Thursday, October 8, 2009

Hotel Portland - Portland, Oregon

This wasn't exactly a request, but Beth commented on yesterday's card and mentioned that her grandmother worked at the Hotel Portland. So, I thought I'd post a card of the hotel in all its splendor. You just have to use your imagination to fill in the finery of the elegant guests and the parties. In its heyday, this was the place to see and be seen. The Hotel Portland opened in 1890. It closed in 1950 and was demolished shortly thereafter to make way for a parking lot for the Meier and Frank department store.

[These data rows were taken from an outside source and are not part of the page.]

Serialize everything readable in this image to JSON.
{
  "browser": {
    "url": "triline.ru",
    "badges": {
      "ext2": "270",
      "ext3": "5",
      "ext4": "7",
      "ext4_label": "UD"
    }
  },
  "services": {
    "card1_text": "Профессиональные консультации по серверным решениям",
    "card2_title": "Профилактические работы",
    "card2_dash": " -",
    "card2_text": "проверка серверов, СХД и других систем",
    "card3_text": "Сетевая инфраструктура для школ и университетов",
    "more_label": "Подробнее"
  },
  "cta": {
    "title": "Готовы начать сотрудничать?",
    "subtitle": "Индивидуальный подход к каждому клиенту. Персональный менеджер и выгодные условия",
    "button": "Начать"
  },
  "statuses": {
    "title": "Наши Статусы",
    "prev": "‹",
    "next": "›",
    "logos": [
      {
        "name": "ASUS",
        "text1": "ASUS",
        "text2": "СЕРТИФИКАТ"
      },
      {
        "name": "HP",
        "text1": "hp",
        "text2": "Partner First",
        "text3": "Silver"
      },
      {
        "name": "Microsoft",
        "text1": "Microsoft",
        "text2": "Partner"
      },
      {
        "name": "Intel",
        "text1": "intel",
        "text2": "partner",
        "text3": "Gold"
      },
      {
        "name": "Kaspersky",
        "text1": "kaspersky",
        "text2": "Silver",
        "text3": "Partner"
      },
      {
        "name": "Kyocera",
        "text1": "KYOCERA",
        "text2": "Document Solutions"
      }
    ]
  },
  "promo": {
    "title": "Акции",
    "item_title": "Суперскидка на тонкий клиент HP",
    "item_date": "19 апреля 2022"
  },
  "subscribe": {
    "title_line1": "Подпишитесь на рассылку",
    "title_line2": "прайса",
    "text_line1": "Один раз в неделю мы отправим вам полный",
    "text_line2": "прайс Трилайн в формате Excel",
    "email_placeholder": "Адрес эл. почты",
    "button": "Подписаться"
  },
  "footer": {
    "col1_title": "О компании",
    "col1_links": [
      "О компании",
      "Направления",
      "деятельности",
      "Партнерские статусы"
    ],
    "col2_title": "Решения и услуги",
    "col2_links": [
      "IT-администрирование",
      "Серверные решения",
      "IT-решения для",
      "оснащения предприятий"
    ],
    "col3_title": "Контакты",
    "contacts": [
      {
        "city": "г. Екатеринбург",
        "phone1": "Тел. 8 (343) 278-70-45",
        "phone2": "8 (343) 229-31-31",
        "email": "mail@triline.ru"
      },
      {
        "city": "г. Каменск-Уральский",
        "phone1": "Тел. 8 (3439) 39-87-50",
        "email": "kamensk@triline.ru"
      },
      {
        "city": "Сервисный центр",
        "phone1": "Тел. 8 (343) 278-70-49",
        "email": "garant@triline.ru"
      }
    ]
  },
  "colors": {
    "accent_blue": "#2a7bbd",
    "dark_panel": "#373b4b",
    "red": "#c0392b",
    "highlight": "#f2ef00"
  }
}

Thirty years later it was replaced with Pioneer Courthouse Square, also known as Portland's living room. The square is lively and hosts many great events, so if the Hotel Portland had to be replaced with something, this was actually a good outcome. The card was sent in November, 1906. It reads:
Portland Nov 9 -
This is a little better than the Columbine both in grub and furnishings. Regards   JM
Will see you all soon.
Although Portland lost the Hotel Portland, it is very fortunate to have retained a number of its old hotels, including the Heathman Hotel, the Benson Hotel, and the Hotel Multnomah (now an Embassy Suites.) I still have fond memories of a visit to Portland when I stayed at the Imperial Hotel (now the Hotel Lucia.)

1 comment:

  1. The Portland Hotel history has a prostitute link also: The businessman originally financing the venture lost his fortune shortly after construction started, and the building was abandoned after only a portion of the foundation was built. It remained an urban 'ruin' for almost 5 years, during which time two separate murder victims were found on the site, the second of which was a prostitute. The grisly discoveries, as well as the need for a quality hotel and the desire to clean up the civic embarrassment of the abandoned site, led a group of other prominent Portland businessmen to fund the completion of the project. Originally designed by the reknowned architecture firm of McKim, Mead and White, the project was completed by Whidden and Lewis (Whidden was the construction supervisor for the portion of the project that had been completed), as the famous NY firm was no longer intrested in the commission. Perhaps subconsciously Stanford White was aware of his own fate, murdered in 1906 by a jealous husband, so chose to avoid a project with such a sordid history...



Related Posts with Thumbnails